Exercise prompt: Check each line of the records below for the word "JSON" and copy those where it appears.

Data:
● ● ●

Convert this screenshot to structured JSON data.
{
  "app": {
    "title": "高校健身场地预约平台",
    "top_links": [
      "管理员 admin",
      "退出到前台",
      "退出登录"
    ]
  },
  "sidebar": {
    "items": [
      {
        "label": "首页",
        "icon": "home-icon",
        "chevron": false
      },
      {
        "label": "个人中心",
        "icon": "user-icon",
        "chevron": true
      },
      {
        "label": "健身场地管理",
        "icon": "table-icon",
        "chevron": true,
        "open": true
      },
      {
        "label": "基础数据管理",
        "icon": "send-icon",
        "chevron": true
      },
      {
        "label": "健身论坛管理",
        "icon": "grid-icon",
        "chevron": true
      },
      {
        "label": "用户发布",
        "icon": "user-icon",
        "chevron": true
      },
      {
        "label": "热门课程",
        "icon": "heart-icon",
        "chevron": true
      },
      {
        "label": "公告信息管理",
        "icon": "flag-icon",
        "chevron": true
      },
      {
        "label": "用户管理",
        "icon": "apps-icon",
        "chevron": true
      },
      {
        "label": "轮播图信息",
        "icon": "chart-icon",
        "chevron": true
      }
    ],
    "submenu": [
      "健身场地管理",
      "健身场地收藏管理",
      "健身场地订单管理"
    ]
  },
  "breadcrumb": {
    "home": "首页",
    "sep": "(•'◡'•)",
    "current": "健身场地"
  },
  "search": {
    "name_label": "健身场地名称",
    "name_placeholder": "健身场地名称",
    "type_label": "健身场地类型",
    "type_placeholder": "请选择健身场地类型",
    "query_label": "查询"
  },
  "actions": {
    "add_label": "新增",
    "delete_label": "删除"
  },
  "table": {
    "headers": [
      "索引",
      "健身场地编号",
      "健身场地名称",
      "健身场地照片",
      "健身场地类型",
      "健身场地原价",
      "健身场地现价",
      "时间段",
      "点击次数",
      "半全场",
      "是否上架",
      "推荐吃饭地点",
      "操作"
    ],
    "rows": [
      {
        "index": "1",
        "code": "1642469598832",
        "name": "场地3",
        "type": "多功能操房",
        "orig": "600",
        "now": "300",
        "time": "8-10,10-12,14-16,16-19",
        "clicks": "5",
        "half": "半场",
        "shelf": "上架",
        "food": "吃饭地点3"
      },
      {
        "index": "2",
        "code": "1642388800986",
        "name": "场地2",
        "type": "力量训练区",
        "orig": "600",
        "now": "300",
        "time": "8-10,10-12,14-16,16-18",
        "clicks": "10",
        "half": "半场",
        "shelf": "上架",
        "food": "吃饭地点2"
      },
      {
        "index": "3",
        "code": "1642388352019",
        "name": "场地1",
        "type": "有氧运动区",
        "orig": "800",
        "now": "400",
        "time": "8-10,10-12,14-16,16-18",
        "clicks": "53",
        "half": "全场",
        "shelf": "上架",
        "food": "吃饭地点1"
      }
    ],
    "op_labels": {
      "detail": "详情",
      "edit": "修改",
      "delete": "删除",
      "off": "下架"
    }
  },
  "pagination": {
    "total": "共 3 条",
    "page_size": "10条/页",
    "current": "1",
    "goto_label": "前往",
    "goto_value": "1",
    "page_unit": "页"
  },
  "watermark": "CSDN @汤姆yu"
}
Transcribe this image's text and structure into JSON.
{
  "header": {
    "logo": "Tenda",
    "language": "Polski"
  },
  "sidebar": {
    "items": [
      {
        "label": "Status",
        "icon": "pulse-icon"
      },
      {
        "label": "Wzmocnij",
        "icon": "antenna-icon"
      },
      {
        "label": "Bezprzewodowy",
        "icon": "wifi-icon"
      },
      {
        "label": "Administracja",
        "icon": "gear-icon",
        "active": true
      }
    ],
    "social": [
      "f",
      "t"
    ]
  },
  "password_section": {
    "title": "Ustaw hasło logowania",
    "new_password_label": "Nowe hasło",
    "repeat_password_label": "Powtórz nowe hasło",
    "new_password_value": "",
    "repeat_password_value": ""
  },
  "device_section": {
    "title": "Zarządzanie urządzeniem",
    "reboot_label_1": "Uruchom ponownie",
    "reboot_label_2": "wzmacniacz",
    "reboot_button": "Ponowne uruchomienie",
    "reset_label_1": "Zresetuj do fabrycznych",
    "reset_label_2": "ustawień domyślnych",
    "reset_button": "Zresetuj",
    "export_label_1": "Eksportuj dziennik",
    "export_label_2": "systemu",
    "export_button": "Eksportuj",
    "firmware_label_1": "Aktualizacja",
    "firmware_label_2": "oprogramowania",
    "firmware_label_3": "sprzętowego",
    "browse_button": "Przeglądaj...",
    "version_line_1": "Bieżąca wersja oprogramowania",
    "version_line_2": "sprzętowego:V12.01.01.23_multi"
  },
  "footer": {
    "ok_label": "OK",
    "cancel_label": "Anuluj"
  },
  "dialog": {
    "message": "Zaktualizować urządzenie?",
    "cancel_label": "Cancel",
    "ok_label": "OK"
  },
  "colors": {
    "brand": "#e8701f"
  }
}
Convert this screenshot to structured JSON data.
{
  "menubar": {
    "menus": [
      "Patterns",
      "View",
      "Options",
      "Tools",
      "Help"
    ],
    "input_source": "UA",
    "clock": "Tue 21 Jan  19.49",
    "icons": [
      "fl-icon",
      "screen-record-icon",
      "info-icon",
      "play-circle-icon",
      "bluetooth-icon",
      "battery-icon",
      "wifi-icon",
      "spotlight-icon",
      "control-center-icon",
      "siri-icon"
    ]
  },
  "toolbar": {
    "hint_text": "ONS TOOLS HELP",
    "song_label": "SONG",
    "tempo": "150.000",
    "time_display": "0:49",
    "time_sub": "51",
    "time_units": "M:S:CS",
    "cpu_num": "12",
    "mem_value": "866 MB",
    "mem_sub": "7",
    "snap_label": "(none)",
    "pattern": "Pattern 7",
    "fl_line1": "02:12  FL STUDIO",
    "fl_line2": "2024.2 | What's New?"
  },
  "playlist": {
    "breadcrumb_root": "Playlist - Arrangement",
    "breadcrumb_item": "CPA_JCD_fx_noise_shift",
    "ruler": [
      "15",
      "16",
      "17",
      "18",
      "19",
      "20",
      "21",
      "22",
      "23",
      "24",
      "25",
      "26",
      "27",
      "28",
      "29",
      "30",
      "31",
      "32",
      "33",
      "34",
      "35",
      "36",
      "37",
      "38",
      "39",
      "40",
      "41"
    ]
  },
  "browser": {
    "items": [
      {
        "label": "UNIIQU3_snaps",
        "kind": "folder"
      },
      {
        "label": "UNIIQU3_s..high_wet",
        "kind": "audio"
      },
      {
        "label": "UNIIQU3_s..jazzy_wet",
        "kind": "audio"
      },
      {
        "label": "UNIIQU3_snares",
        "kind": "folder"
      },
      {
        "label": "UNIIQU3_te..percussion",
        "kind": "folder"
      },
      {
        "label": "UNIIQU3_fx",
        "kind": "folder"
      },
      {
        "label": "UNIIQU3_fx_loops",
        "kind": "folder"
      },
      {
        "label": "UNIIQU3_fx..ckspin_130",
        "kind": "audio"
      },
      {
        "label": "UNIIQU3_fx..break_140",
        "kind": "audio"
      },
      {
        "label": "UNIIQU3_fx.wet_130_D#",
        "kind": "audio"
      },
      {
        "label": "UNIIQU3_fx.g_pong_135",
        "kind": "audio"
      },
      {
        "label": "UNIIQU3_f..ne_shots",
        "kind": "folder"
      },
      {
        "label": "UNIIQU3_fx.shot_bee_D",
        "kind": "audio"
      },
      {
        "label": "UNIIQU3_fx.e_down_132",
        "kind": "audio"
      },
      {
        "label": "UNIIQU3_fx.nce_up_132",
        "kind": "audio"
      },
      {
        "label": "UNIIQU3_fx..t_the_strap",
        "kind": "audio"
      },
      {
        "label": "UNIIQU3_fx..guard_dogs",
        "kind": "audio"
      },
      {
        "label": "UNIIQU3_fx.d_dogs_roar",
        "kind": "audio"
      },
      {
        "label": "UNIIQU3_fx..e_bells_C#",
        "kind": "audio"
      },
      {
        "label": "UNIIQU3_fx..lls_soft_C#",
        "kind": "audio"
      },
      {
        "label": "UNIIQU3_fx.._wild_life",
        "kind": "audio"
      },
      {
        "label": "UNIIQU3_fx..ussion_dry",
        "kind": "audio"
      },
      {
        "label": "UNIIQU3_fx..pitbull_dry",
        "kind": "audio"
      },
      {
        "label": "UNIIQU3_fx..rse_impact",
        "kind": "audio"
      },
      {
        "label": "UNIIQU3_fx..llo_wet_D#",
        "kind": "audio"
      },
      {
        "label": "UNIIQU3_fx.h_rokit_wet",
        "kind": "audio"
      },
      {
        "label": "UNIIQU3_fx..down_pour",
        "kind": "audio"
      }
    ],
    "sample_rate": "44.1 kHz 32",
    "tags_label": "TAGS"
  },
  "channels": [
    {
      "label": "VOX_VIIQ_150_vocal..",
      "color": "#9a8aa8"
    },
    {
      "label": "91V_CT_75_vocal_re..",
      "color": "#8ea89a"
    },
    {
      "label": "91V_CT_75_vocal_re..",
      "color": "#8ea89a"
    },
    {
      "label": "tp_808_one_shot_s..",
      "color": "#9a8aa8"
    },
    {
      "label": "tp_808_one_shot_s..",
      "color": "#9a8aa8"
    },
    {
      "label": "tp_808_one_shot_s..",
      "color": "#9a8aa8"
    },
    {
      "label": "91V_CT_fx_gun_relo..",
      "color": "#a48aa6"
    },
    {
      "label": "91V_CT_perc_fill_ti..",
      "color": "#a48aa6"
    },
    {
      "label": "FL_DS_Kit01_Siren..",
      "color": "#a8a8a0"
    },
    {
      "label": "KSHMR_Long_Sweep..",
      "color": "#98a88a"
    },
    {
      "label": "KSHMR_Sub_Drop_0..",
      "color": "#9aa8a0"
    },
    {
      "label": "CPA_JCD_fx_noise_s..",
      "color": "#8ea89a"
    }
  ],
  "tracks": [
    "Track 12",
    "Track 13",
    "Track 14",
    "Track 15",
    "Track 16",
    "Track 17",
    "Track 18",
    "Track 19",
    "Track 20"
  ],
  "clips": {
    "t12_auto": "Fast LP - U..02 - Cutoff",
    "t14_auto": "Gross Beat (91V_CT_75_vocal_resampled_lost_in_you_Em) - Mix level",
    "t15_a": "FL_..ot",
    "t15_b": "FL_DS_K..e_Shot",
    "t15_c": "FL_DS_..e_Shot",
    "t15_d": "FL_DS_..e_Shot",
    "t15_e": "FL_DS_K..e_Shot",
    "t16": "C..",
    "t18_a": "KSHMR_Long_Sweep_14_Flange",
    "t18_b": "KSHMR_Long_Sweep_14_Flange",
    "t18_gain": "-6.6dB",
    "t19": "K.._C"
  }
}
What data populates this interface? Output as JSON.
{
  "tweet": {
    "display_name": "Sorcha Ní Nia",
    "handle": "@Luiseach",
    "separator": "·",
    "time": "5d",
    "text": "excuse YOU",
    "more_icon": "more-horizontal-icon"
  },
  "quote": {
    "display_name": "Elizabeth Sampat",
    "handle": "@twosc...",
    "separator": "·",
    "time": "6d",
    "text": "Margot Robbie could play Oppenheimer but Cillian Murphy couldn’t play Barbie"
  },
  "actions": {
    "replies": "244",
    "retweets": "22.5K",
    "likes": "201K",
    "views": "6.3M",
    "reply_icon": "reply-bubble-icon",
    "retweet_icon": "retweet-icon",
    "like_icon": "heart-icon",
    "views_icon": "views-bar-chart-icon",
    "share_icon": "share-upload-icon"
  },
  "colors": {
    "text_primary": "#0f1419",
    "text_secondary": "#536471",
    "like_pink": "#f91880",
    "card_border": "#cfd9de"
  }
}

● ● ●

Exercise solution:
Convert this screenshot to structured JSON data.
Transcribe this image's text and structure into JSON.
Convert this screenshot to structured JSON data.
What data populates this interface? Output as JSON.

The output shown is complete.